**What you need to do**
Among the records that follow, find each line holding the word "TONIK" and copy it.

**Records**
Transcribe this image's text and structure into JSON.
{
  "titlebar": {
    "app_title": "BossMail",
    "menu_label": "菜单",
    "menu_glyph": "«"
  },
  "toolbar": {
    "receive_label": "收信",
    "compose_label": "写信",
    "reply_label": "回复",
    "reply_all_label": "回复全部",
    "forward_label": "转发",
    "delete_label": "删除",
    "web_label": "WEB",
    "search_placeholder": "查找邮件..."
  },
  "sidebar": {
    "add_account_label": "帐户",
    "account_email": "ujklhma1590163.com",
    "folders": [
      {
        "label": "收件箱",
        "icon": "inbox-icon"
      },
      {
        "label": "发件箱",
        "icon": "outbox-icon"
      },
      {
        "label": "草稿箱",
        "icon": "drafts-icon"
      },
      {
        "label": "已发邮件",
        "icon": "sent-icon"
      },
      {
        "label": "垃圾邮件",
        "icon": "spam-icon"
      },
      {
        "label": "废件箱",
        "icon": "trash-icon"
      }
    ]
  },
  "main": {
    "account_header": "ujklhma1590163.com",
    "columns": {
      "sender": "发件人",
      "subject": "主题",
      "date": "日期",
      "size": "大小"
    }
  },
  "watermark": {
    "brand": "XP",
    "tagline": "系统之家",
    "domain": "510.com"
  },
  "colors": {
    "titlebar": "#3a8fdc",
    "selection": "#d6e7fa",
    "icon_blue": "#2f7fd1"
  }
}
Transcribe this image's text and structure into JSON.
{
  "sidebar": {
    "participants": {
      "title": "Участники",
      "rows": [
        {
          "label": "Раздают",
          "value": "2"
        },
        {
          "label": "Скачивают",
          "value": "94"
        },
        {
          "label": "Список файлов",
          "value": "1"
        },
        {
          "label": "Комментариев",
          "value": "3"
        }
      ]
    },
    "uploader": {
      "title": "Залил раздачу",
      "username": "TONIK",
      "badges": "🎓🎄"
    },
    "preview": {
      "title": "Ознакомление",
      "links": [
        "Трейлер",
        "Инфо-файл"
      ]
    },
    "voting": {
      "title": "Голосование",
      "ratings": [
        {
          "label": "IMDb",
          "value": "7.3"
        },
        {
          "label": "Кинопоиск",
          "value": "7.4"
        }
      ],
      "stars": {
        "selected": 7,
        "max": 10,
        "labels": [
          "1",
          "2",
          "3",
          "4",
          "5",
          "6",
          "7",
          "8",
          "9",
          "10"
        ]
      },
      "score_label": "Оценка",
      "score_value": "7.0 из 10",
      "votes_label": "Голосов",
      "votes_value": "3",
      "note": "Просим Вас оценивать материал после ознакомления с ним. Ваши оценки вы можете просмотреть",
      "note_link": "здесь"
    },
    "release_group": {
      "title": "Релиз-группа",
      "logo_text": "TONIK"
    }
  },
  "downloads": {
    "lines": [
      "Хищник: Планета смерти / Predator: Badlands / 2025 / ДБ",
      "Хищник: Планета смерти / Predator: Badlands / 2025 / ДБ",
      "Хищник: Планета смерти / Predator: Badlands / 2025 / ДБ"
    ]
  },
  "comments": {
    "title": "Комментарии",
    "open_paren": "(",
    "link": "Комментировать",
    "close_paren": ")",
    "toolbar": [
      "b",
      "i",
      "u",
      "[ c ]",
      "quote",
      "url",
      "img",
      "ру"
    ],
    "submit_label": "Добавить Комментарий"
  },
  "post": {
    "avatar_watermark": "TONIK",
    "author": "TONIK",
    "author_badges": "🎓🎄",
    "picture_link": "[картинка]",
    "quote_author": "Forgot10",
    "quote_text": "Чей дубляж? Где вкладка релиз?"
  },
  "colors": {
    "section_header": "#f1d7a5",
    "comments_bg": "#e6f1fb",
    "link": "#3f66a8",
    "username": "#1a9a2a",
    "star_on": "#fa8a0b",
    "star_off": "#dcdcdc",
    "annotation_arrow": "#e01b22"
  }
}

**Exercise answer**
      "username": "TONIK",
      "logo_text": "TONIK"
    "avatar_watermark": "TONIK",
    "author": "TONIK",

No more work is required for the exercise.